• Email ID :

Indian flights restart COVID-19 guidance for safer operators

Indian flights restart COVID-19

India plans to restart international flights with new rules & guidelines. The International Air Transport Association revealed details of its proposed temporary layered approach to biosafety for passenger flights resuming in the midst of the COVID-19 crisis.

Pre-flight, IATA foresees the need for governments to collect passenger data in advance of travel, including health information, which should be accomplished using well-tested channels such as those used for India e Visa or electronic travel authorization programs.

At the departure airport, the IATA examined several layers of protective measures:

Airport terminal access should be restricted to workers, travelers, and accompanying persons in situations such as for passengers with disabilities, reduced mobility, or unaccompanied minors.

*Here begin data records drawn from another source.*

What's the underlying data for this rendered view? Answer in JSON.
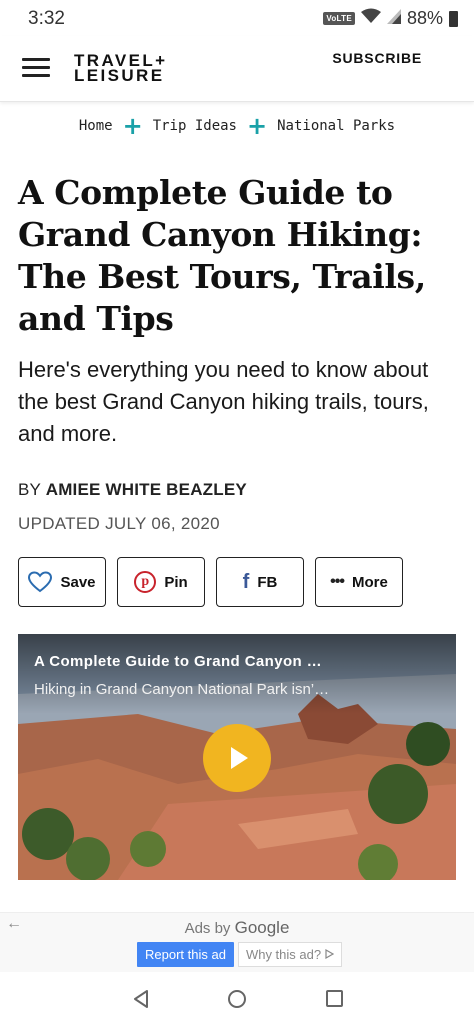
{
  "status_bar": {
    "time": "3:32",
    "network_badge": "VoLTE",
    "battery_percent": "88%",
    "icons": [
      "wifi-icon",
      "signal-icon",
      "battery-icon"
    ]
  },
  "header": {
    "logo_line1": "TRAVEL+",
    "logo_line2": "LEISURE",
    "subscribe_label": "SUBSCRIBE",
    "menu_icon": "hamburger-menu-icon"
  },
  "breadcrumb": {
    "items": [
      "Home",
      "Trip Ideas",
      "National Parks"
    ],
    "separator": "+",
    "separator_color": "#1aa1a8"
  },
  "article": {
    "title": "A Complete Guide to Grand Canyon Hiking: The Best Tours, Trails, and Tips",
    "dek": "Here's everything you need to know about the best Grand Canyon hiking trails, tours, and more.",
    "byline_prefix": "BY",
    "author": "AMIEE WHITE BEAZLEY",
    "updated": "UPDATED JULY 06, 2020"
  },
  "share": {
    "save_label": "Save",
    "pin_label": "Pin",
    "fb_label": "FB",
    "more_label": "More",
    "icons": [
      "heart-icon",
      "pinterest-icon",
      "facebook-icon",
      "more-dots-icon"
    ]
  },
  "video": {
    "title": "A Complete Guide to Grand Canyon …",
    "description": "Hiking in Grand Canyon National Park isn’…",
    "play_color": "#f1b520"
  },
  "ad": {
    "ads_by": "Ads by",
    "google": "Google",
    "report_label": "Report this ad",
    "why_label": "Why this ad?",
    "report_color": "#4285f4"
  },
  "nav": {
    "icons": [
      "back-triangle-icon",
      "home-circle-icon",
      "recents-square-icon"
    ]
  }
}
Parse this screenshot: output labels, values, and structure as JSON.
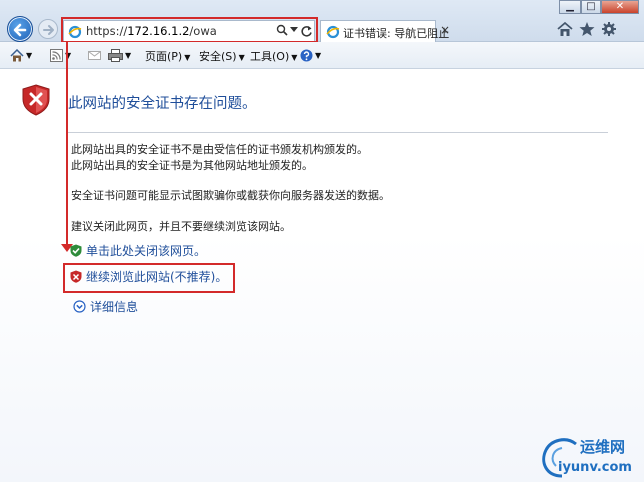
{
  "browser": {
    "url_prefix": "https://",
    "url_host": "172.16.1.2",
    "url_path": "/owa",
    "tab_title": "证书错误: 导航已阻止",
    "tab_close": "×"
  },
  "window_controls": {
    "minimize": "▁",
    "maximize": "□",
    "close": "✕"
  },
  "command_bar": {
    "page": "页面(P)",
    "safety": "安全(S)",
    "tools": "工具(O)"
  },
  "content": {
    "title": "此网站的安全证书存在问题。",
    "line1": "此网站出具的安全证书不是由受信任的证书颁发机构颁发的。",
    "line2": "此网站出具的安全证书是为其他网站地址颁发的。",
    "line3": "安全证书问题可能显示试图欺骗你或截获你向服务器发送的数据。",
    "line4": "建议关闭此网页，并且不要继续浏览该网站。",
    "close_link": "单击此处关闭该网页。",
    "continue_link": "继续浏览此网站(不推荐)。",
    "details_link": "详细信息"
  },
  "watermark": {
    "line1": "运维网",
    "line2": "iyunv.com"
  },
  "colors": {
    "link": "#1f4e9a",
    "highlight_red": "#d32a2a",
    "shield_red": "#c62828"
  }
}
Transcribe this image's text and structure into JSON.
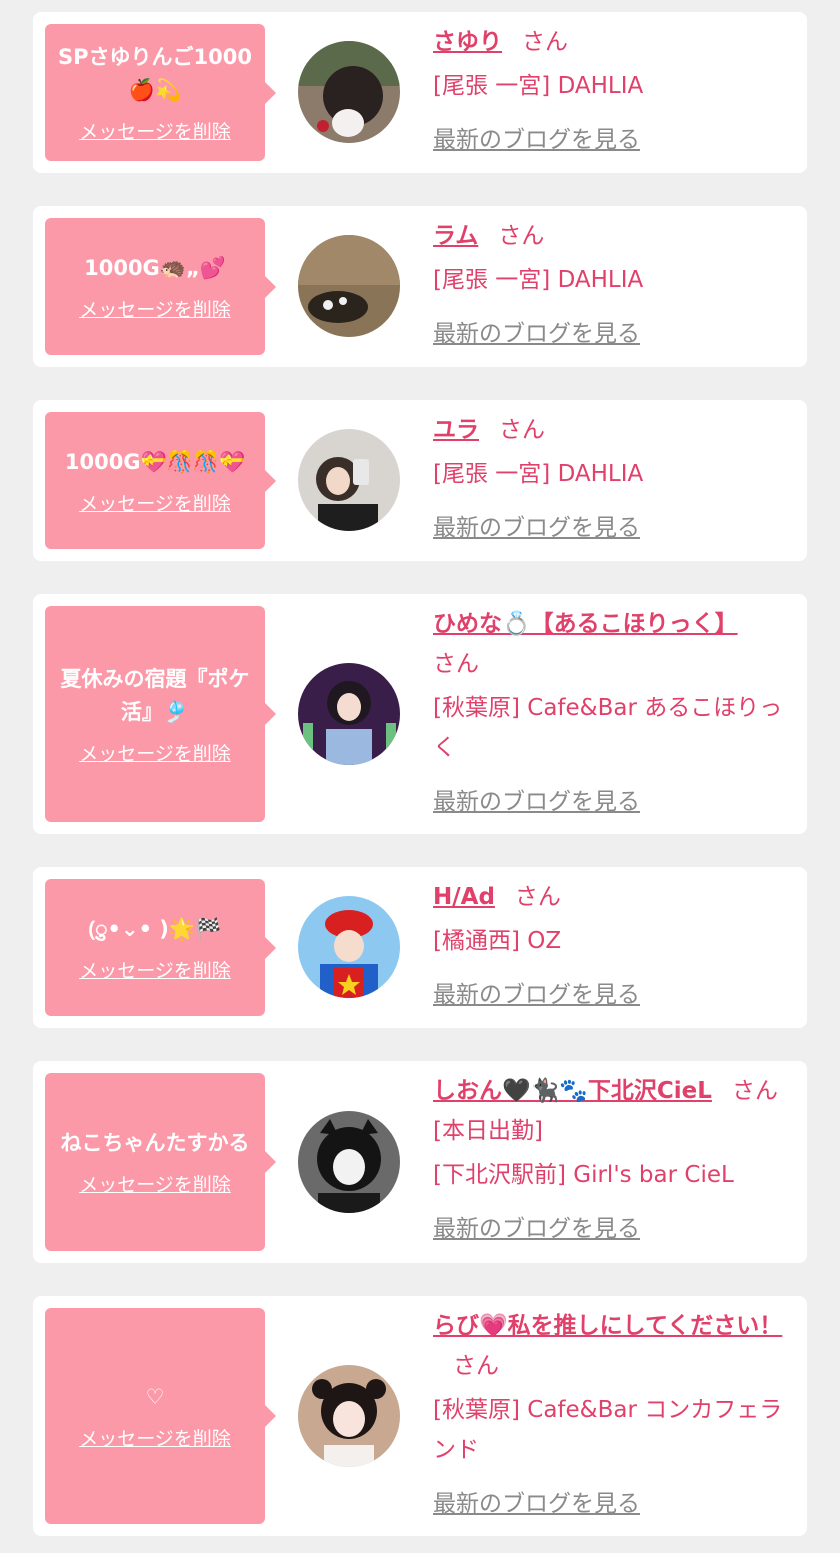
{
  "colors": {
    "page_bg": "#efefef",
    "card_bg": "#ffffff",
    "bubble_bg": "#fc99a8",
    "accent": "#e0416b",
    "muted": "#8a8a8a"
  },
  "entries": [
    {
      "message": "SPさゆりんご1000🍎💫",
      "delete_label": "メッセージを削除",
      "name": "さゆり",
      "honorific": "さん",
      "shop": "[尾張 一宮] DAHLIA",
      "blog_label": "最新のブログを見る",
      "avatar_icon": "avatar-photo"
    },
    {
      "message": "1000G🦔„💕",
      "delete_label": "メッセージを削除",
      "name": "ラム",
      "honorific": "さん",
      "shop": "[尾張 一宮] DAHLIA",
      "blog_label": "最新のブログを見る",
      "avatar_icon": "avatar-photo"
    },
    {
      "message": "1000G💝🎊🎊💝",
      "delete_label": "メッセージを削除",
      "name": "ユラ",
      "honorific": "さん",
      "shop": "[尾張 一宮] DAHLIA",
      "blog_label": "最新のブログを見る",
      "avatar_icon": "avatar-photo"
    },
    {
      "message": "夏休みの宿題『ポケ活』🎐",
      "delete_label": "メッセージを削除",
      "name": "ひめな💍【あるこほりっく】",
      "honorific": "さん",
      "shop": "[秋葉原] Cafe&Bar あるこほりっく",
      "blog_label": "最新のブログを見る",
      "avatar_icon": "avatar-photo"
    },
    {
      "message": "(ु•⌄• )🌟🏁",
      "delete_label": "メッセージを削除",
      "name": "H/Ad",
      "honorific": "さん",
      "shop": "[橘通西] OZ",
      "blog_label": "最新のブログを見る",
      "avatar_icon": "avatar-photo"
    },
    {
      "message": "ねこちゃんたすかる",
      "delete_label": "メッセージを削除",
      "name": "しおん🖤🐈‍⬛🐾下北沢CieL",
      "honorific": "さん[本日出勤]",
      "shop": "[下北沢駅前] Girl's bar CieL",
      "blog_label": "最新のブログを見る",
      "avatar_icon": "avatar-photo"
    },
    {
      "message": "♡",
      "delete_label": "メッセージを削除",
      "name": "らび💗私を推しにしてください！",
      "honorific": "さん",
      "shop": "[秋葉原] Cafe&Bar コンカフェランド",
      "blog_label": "最新のブログを見る",
      "avatar_icon": "avatar-photo"
    }
  ]
}
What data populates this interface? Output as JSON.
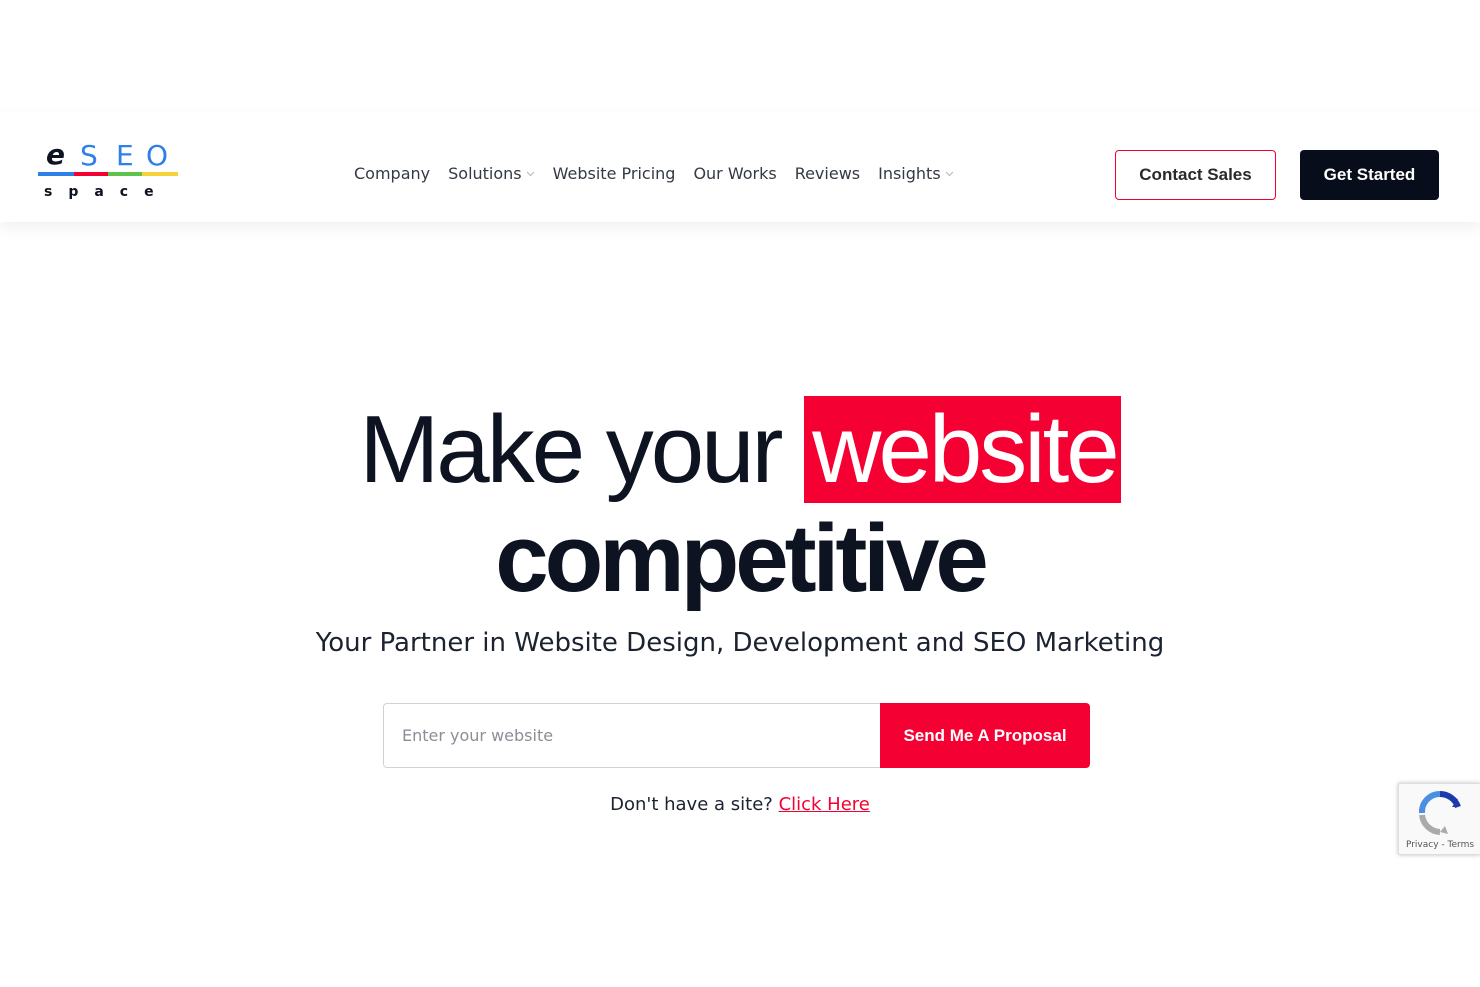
{
  "logo": {
    "top": "eSEO",
    "bottom": "space"
  },
  "nav": {
    "items": [
      {
        "label": "Company",
        "dropdown": false
      },
      {
        "label": "Solutions",
        "dropdown": true
      },
      {
        "label": "Website Pricing",
        "dropdown": false
      },
      {
        "label": "Our Works",
        "dropdown": false
      },
      {
        "label": "Reviews",
        "dropdown": false
      },
      {
        "label": "Insights",
        "dropdown": true
      }
    ]
  },
  "header": {
    "contact_label": "Contact Sales",
    "start_label": "Get Started"
  },
  "hero": {
    "line1_prefix": "Make your",
    "line1_highlight": "website",
    "line2": "competitive",
    "subtitle": "Your Partner in Website Design, Development and SEO Marketing"
  },
  "form": {
    "placeholder": "Enter your website",
    "button_label": "Send Me A Proposal"
  },
  "nosite": {
    "prefix": "Don't have a site?",
    "link": "Click Here"
  },
  "recaptcha": {
    "privacy": "Privacy",
    "separator": "-",
    "terms": "Terms",
    "icon": "recaptcha-icon"
  },
  "colors": {
    "accent": "#f50032",
    "dark": "#070d1a",
    "logo_blue": "#2f7fe8",
    "logo_green": "#5fc24a",
    "logo_yellow": "#f5d23a"
  }
}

Temperature screening should be implemented at entry points to the terminal building and be as efficient as possible. The screening needs to be carried out by professionally trained staff who can decide if a passenger is fit to fly or not. In addition, the screening staff needs to have all the required equipment at their disposal.

Physical distancing needs to be implemented according to the local rules and regulations. As a minimum, IATA recommends ranges from 1-2 meters (3-6 feet). In conjunction with the local airport authority, the passenger flow through the terminal - check-in, immigration, security, departure such as face cover, temperature checks, etc., during the travel process. However, the medical evidence regarding immunity from COVID-19 is still inconclusive, so immunity passports are not currently supported. At such time as the medical evidence supports the possibility of an immunity passport, we believe it is essential that a recognized global standard be introduced, and that corresponding documents be made available electronically.

  • Access to the terminal building should be restricted to airport/airline employees and passengers  (with exceptions being made for those accompanying passengers with disabilities or unaccompanied minors).
  • Temperature screening by trained government staff at entry points to the terminal building
  • Physical distancing through all passenger processes, including queue management
  • Use of face coverings for passengers and masks for staff in line with local regulations
  • Self-service options for check-in used by passengers as much as possible to reduce contact points and queues. This includes remote check-in (electronic / home-printed boarding passes), automated bag drops (with home-printed bag tags) and self-boarding
  • Boarding should be made as efficient as possible with re-designed gate areas, congestion-reducing boarding priorities, and hand luggage limitations
  • Cleaning and sanitization of high touch areas in line with local regulations. This includes wide availability of hand sanitizer

In-flight, IATA foresees several layers of protective measures:

  • Face coverings It is important to use face coverings properly and to wash hands before and after putting them on and taking them off. Store face coverings hygienically when not in use.

    Encourage passengers to bring spare face coverings for longer journeys and plastic bags to store used face coverings. Consider having a supply of spare face coverings in airports and on aircraft.

    Aircraft operators can use existing powers, including those specified in conditions of carriage, to require passengers to wear face coverings before and during flights. Where airlines have made this a condition of carriage, they may decline carriage for passengers that do not comply.

    A face covering is not the same as the surgical masks or respirators used by healthcare and other workers as part of workplace PPE. These should be reserved for people who need to wear them at work, such as health and care workers. 
  • Simplified cabin service and pre-packaged catering to reduce interaction between passengers and crew
  • Reduced congregation of passengers in the cabin, for example by prohibiting queues for washrooms.
  • Enhanced and more frequent deep cleaning of the cabin

At the arrival airport, IATA foresees several layers of protective measures:

  • Temperature screening by trained government staff if required by authorities
  • Automated procedures for customs and border control including use of mobile applications and biometric technologies (which have already proven track record by some governments)
  • Accelerated processing and baggage reclaim to enable social distancing by reducing congestion and queuing
  • Health declarations and robust contact tracing are expected to be undertaken by governments to reduce the risk of imported chains of transmission

Passenger responsibility

All operators (airports, airlines, travel companies, other service providers) are responsible for clear health and safety communications with workers and passengers at the appropriate points in their journey.

Communications should reinforce passengers’ personal responsibility for the safety of themselves and others. Operators should consider:

  • how passengers can be informed of what measures are in place and why
  • what guidance should be given to passengers on expected behaviors

Note: - Since these rules can be changed in a short time, travelers should refer to the latest information published by the Government of India. We will update you if there are any changes.

If you do not know that you will need a visa to come to India, Please make sure that you have checked the India visa requirements

Leave a Reply

Your email address will not be published. Required fields are marked *